The Constitutionality of the Taxation Consequences for Renouncing U.S. Citizenship
William Thomas Worster
The Hague University of Applied Sciences - International Law; University of Amsterdam - Amsterdam Center for International Law
June 22, 2010
Florida Tax Review, Vol. 9, No. 11, 2010
Individuals that renounce their U.S. citizenship are held to a special taxation regime as a consequence for their expatriation that is unique in the world and, this article will argue, unconstitutional. Originally, renunciation of citizenship was seen as the ultimate income tax reduction device, but this option has now lost much of its attractiveness as Congress has passed “exit tax” provisions that impose a tax liability on individuals who have renounced U.S. citizenship similar to that imposed on U.S. citizens.
This article will argue that, as it currently stands, the exit tax is not constitutional because it is not narrowly tailored to achieve a compelling government interest and must be judged at that standard because it infringes on the fundamental right to expatriate and discriminates based on national origin.
Number of Pages in PDF File: 100
Keywords: citizenship, nationality, tax, taxation, renunciation, renounce, expat, expatriate, expatriation, constitution, constitutionality, unconstitutional, fundmental, right, national, original, discrimination, exit tax

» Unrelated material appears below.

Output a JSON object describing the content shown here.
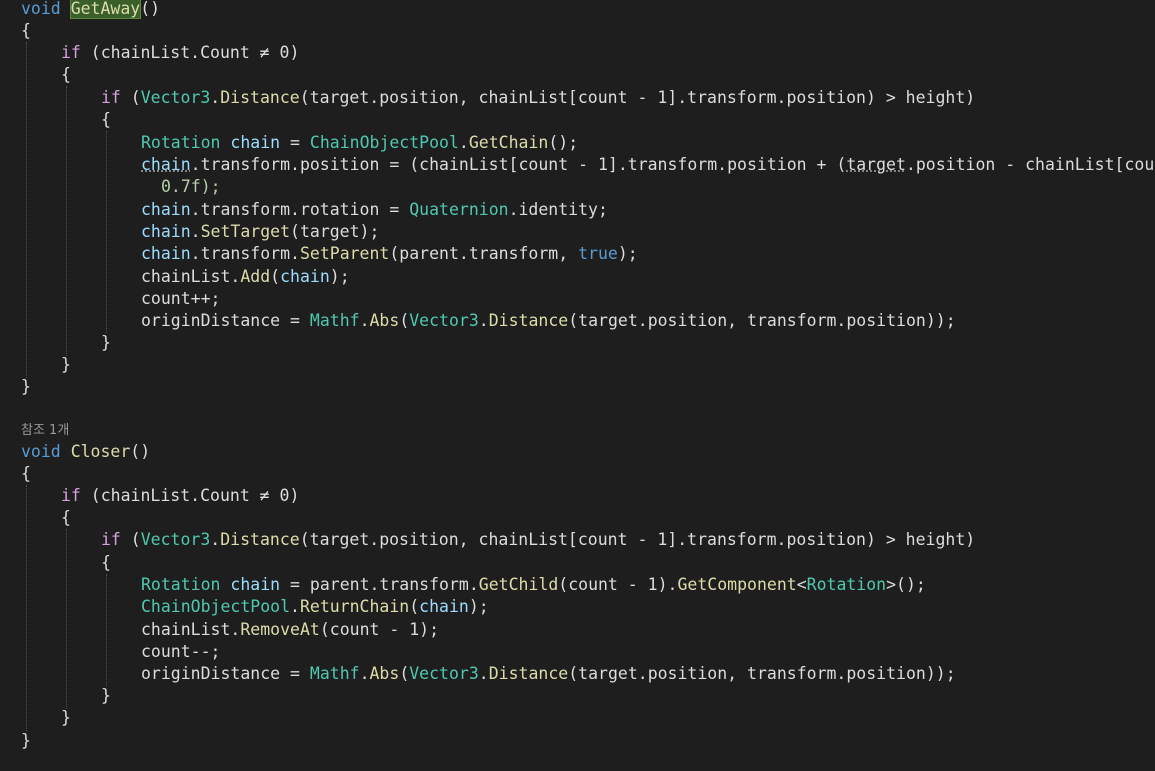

JEL Classification: K34, K33, K39, K30, K10, K40, K49, K00
Date posted: June 24, 2010